We no longer shut our severely disabled children, including those with traumatic brain injury, away in institutions 24/7, that’s true. But public school systems, mandated to teach the disabled by 1975 federal law, today struggle to find the best way to care for these students.
The New York Times on Sunday did a masterful job of describing the difficulty of teaching kids with multiple disabilities, with 20-year-old Donovan Forde used as the case study to illustrate the issues and challenges.
Donovan has spent 15 years in the New York City public school system. He is blind, wheelchair-bound and has cognitive problems, all the result of a traumatic brain injury he sustained when he was nearly six months old.
Donovan is one of 132,000 students in the U.S. classified as having “multiple disabilities,” at least two disabilities and special educational needs, according to The Times. They are part of a group of 6.5 million that now get some kind of special education at a cost of $74 billion annually.
”Students with multiple disabilities, like Donovan and his schoolmates, can have a wide range of diagnoses, including cerebral palsy, rare genetic disorders and problems that stem from conditions in utero or at birth, some of which have no name,” The Times wrote.
It is heart-breaking to hear about Donovan’s cognitive difficulties, how teachers shine a flashlight in front of his eyes to get his attention, how he can’t talk, how he can only see shapes and sometimes doesn’t even respond to being called by his name.

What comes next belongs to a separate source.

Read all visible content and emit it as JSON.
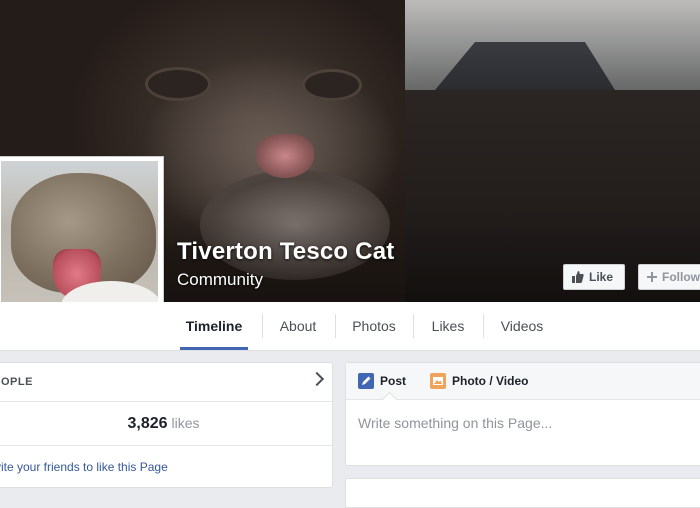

His teachers, quite frankly, don’t know if they are ever getting through to him.
“Donovan’s mother, Michelle Forde, likes his special education high school, Public School 79, the Horan School, in East Harlem, where she feels he is welcome and cared for,” The Times wrote. “But she wishes his teachers would spend more time working on his practical challenges, like his self-abusive habit of hitting himself in the face so hard that he has to wear thick white cotton mitts most of the time, even when he sleeps.”
Donovan was born with club feet, but was otherwise healthy. But in 1990, Donovan, nearly 6 months old, was being held by a family friend out on street in Brooklyn when a underaged drive in a stolen car hit them both.
Donovan fell and hit his head on the pavement, and his heart stopped. A bystander administered CPR and revived him, but he was in a coma for six weeks, long enough so that the swelling of his brain damaged his optic nerves, leaving him basically sightless.
Donovan’s mother never recovered a settlement for his life-changing accident, either. He is living in a nursing facility, sharing a room with three other severely disabled youths, where he can get the constant care he needs.
One thing is clear about Donovan to his teachers: He loves music, and makes a pretty good effort to sing.
According to The Times, the trend in educating severely disabled children is to use emotion and human connection to reach them.
“As higher functioning areas of their brains are underdeveloped, emotion moves them at a deeper level, lighting up the same part of their brain, the limbic system, as meaningful music, and possibly creating a bridge to greater intellectual cognition,” The Times wrote.
But read the full story, which starts on Page One and jumps to a two-page spread.
Attorney Gordon Johnson
Past Chair Traumatic Brain Injury Litigation Group, American Association of Justice
email@example.com :: 800-992-9447 :: Attorney Gordon S. Johnson, Jr.